In the data below, which lines contain "localhost"? List them by copying each one.

Data records: Begin

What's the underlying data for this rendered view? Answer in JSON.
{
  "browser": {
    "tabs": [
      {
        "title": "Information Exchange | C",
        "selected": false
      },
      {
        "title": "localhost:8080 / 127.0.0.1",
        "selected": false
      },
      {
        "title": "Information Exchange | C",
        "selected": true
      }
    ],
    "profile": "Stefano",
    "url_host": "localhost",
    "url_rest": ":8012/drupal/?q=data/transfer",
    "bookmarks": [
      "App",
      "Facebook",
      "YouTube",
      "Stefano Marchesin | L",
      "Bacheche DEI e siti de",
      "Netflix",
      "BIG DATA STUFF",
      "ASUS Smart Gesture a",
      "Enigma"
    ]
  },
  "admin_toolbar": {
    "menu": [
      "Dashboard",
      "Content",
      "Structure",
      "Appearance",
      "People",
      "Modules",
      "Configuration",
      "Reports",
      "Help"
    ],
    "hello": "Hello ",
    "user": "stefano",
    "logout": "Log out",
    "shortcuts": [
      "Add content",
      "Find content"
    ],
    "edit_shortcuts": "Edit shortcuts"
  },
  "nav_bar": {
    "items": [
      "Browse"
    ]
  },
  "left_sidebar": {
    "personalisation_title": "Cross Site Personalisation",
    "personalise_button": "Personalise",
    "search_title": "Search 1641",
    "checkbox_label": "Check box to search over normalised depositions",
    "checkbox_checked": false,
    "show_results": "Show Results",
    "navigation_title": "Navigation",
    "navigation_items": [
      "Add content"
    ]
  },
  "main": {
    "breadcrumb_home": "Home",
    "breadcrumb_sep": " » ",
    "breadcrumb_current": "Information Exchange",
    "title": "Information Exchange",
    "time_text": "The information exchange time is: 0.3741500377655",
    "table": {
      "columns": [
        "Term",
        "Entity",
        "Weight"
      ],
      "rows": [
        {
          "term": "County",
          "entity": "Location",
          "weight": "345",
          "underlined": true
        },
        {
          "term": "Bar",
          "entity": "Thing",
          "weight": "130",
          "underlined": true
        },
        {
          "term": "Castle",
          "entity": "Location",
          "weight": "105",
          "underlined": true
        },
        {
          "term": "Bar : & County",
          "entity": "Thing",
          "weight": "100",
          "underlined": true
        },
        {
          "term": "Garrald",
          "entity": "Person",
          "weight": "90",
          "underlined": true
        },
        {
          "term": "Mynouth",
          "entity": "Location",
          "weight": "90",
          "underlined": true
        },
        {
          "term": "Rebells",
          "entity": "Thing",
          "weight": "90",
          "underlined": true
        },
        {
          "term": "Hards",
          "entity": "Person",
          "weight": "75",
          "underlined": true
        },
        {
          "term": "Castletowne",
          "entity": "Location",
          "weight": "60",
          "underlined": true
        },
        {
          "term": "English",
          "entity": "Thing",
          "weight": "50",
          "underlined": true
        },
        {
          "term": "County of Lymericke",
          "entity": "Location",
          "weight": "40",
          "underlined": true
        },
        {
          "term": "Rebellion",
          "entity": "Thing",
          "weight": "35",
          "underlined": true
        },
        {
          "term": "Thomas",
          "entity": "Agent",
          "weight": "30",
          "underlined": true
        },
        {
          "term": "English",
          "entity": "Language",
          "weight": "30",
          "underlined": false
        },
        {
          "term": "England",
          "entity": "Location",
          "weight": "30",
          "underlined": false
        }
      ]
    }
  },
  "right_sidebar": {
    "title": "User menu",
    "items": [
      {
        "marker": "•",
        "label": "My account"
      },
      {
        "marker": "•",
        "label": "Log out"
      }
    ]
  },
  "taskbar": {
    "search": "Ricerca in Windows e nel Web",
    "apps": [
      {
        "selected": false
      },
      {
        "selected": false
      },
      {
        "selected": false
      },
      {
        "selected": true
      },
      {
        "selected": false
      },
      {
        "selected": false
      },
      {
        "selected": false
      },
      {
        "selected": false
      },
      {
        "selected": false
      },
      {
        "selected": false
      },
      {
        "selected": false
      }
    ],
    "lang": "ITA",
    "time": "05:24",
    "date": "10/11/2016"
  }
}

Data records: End

> Solution for this task
        "title": "localhost:8080 / 127.0.0.1",
    "url_host": "localhost",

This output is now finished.